I left anchorage and experienced a city, then six months later I got super home sick and scared and over whelmed with all the city and all the people and everything so I had to go back. That’s why I think there’s still apart of me that gets over whelmed with too much stimulant, I get where I just need quiet time and down time. I did that a lot in my early twenties I moved out, moved back in then got bored, rested then moved back out again. Then I moved back to Anchorage the second time and I stayed out. I moved to Santa Cruz California and that was the first time I saw the ocean and that was huge for me! I didn’t feel like Minneapolis’s was home, it felt way too different from Alaska but I felt okay with Santa Cruz I felt okay with California I just had to go throw growth. I had to experience being on my own and getting stronger. It took me a little while to leave Alaska for good.  


            When I first came to San Francisco I just couldn’t believe I was there I mean that’s a big deal! San Francisco was in the movies when I was growing up! I mean are you kidding me I’m here? I’m in the city that movies are about? To me it seemed like a really big deal. And my family always called it Frisco, that’s what Alaskans call it, Frisco that’s old school too. I miss my family first and then I do miss the simple life it is kind of depressing to think about sometimes but it’s also comforting sometimes to just have that simple life. You need a flannel shirt, a couple pair of jeans; you need a pair of hiking boots and a good winter coat that’s it! You need some moose meat in the freezer and it’s just a real simple life I kind of miss that. Because here we get all caught up in the rat race and it’s exhausting.

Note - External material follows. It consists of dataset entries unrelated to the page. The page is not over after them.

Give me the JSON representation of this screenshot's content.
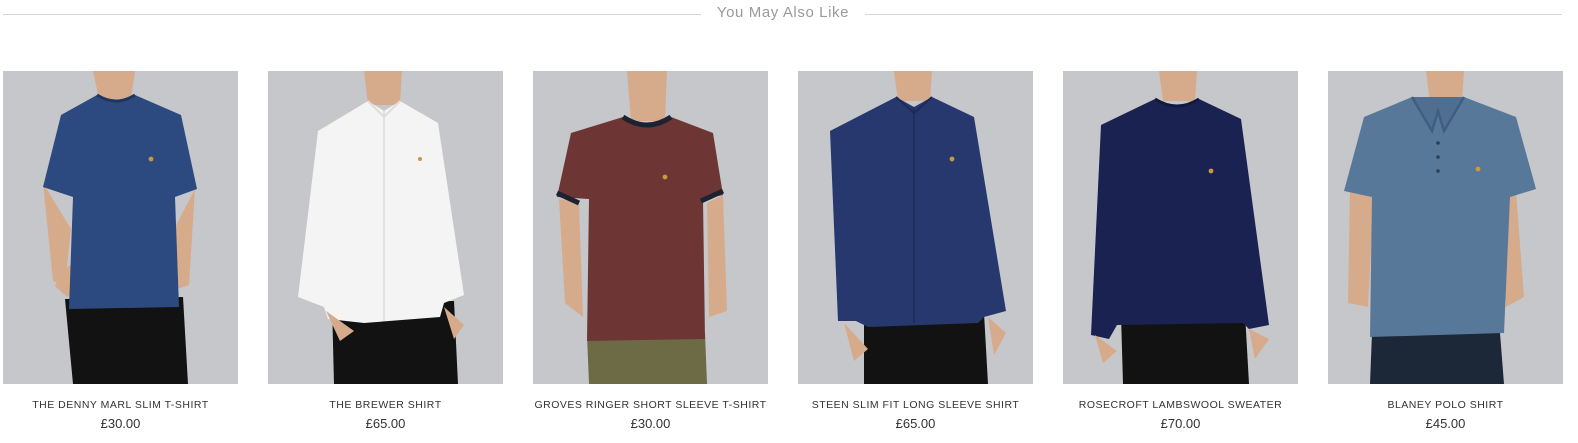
{
  "section": {
    "title": "You May Also Like"
  },
  "colors": {
    "image_background": "#c6c7ca",
    "text": "#333333",
    "rule": "#d6d6d6",
    "header_text": "#9a9a9a"
  },
  "products": [
    {
      "name": "THE DENNY MARL SLIM T-SHIRT",
      "price": "£30.00",
      "garment": "crew-neck short-sleeve t-shirt",
      "garment_color": "#2c4a80",
      "pants_color": "#121212"
    },
    {
      "name": "THE BREWER SHIRT",
      "price": "£65.00",
      "garment": "button-down long-sleeve shirt",
      "garment_color": "#f4f4f4",
      "pants_color": "#121212"
    },
    {
      "name": "GROVES RINGER SHORT SLEEVE T-SHIRT",
      "price": "£30.00",
      "garment": "ringer t-shirt with contrast trim",
      "garment_color": "#6e3535",
      "trim_color": "#1d2230",
      "pants_color": "#6d6b46"
    },
    {
      "name": "STEEN SLIM FIT LONG SLEEVE SHIRT",
      "price": "£65.00",
      "garment": "long-sleeve button shirt",
      "garment_color": "#27386f",
      "pants_color": "#121212"
    },
    {
      "name": "ROSECROFT LAMBSWOOL SWEATER",
      "price": "£70.00",
      "garment": "crew-neck knit sweater",
      "garment_color": "#192250",
      "pants_color": "#121212"
    },
    {
      "name": "BLANEY POLO SHIRT",
      "price": "£45.00",
      "garment": "short-sleeve polo shirt",
      "garment_color": "#58789a",
      "pants_color": "#1c2837"
    }
  ]
}
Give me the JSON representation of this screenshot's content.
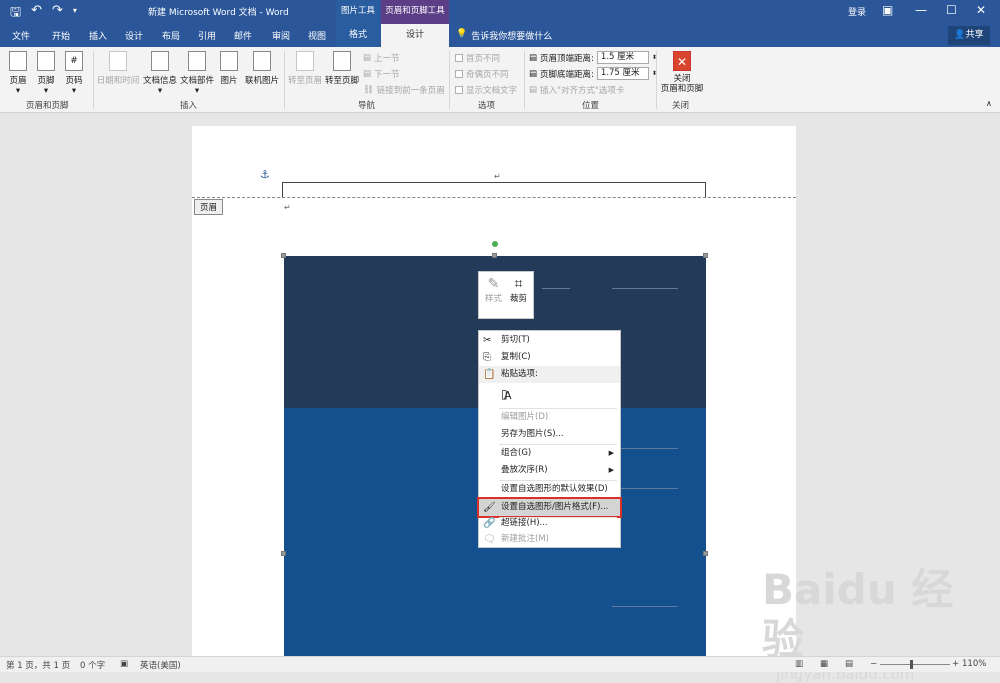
{
  "titlebar": {
    "title": "新建 Microsoft Word 文档 - Word",
    "ctx_picture_tools": "图片工具",
    "ctx_hf_tools": "页眉和页脚工具",
    "login": "登录"
  },
  "tabs": [
    "文件",
    "开始",
    "插入",
    "设计",
    "布局",
    "引用",
    "邮件",
    "审阅",
    "视图"
  ],
  "tab_format": "格式",
  "tab_design": "设计",
  "tellme": "告诉我你想要做什么",
  "share": "共享",
  "ribbon": {
    "header": "页眉",
    "footer": "页脚",
    "page_number": "页码",
    "group_hf": "页眉和页脚",
    "date_time": "日期和时间",
    "doc_info": "文档信息",
    "doc_parts": "文档部件",
    "picture": "图片",
    "online_picture": "联机图片",
    "group_insert": "插入",
    "goto_header": "转至页眉",
    "goto_footer": "转至页脚",
    "prev": "上一节",
    "next": "下一节",
    "link_prev": "链接到前一条页眉",
    "group_nav": "导航",
    "diff_first": "首页不同",
    "diff_odd_even": "奇偶页不同",
    "show_text": "显示文档文字",
    "group_options": "选项",
    "header_top_label": "页眉顶端距离:",
    "header_top_value": "1.5 厘米",
    "footer_bottom_label": "页脚底端距离:",
    "footer_bottom_value": "1.75 厘米",
    "insert_align_tab": "插入\"对齐方式\"选项卡",
    "group_position": "位置",
    "close_hf": "关闭\n页眉和页脚",
    "group_close": "关闭"
  },
  "doc": {
    "header_tag": "页眉",
    "para_mark": "↵"
  },
  "minibar": {
    "style": "样式",
    "crop": "裁剪"
  },
  "context_menu": [
    {
      "label": "剪切(T)",
      "icon": "cut-icon"
    },
    {
      "label": "复制(C)",
      "icon": "copy-icon"
    },
    {
      "label": "粘贴选项:",
      "icon": "paste-icon"
    },
    {
      "label": "A",
      "icon": "paste-picture-icon"
    },
    {
      "label": "编辑图片(D)",
      "icon": ""
    },
    {
      "label": "另存为图片(S)...",
      "icon": ""
    },
    {
      "label": "组合(G)",
      "icon": ""
    },
    {
      "label": "叠放次序(R)",
      "icon": ""
    },
    {
      "label": "设置自选图形的默认效果(D)",
      "icon": ""
    },
    {
      "label": "设置自选图形/图片格式(F)...",
      "icon": "format-picture-icon"
    },
    {
      "label": "超链接(H)...",
      "icon": "link-icon"
    },
    {
      "label": "新建批注(M)",
      "icon": "comment-icon"
    }
  ],
  "status": {
    "page": "第 1 页，共 1 页",
    "words": "0 个字",
    "lang": "英语(美国)",
    "zoom": "110%"
  },
  "watermark": {
    "brand": "Baidu 经验",
    "url": "jingyan.baidu.com"
  }
}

            I think you have to be resourceful to make the best of what you have. Appreciated nature, you know that’s Gods gift to us all that beauty. We didn’t have a Disneyland or anything like that. We didn’t have amusement parks but we had camping we had mountains we could go hiking and we had lakes to swim in so I like if I would of grew up in a city or grew up having stuff handed to me on a sliver platter, I wouldn’t appreciate that stuff like I do now.


            Alaska doesn’t have as much diversity; if there’s any culture its Alaskan native culture. I think here in the Bay Area there’s all different kinds of cultures that we get to experience like the Chinese parade, and we have the Japan Town, China Town, Little Italy you know there’s diversity here that there isn’t in Alaska. I moved because there are more experiences available here, I think it’s a better place to raise children more opportunity both for entertainments and academic purposes. There’s more colleges offered here in the lower 48 and I like the diversity, I like being around a bunch of different ethnic groups that’s cool.


            Alaska’s a great place it’s full of beauty and it’s got a super good culture. Natives are very gentle people, quiet, slow, you know take your time, don’t rush, its okay sit down have a cup of tea, eat some smoked salmon, you want some smoked salmon? (Laughs) you know so that is comforting to be around I can’t be around it all the time. But it’s a great place; Alaska’s a great and wonderful place.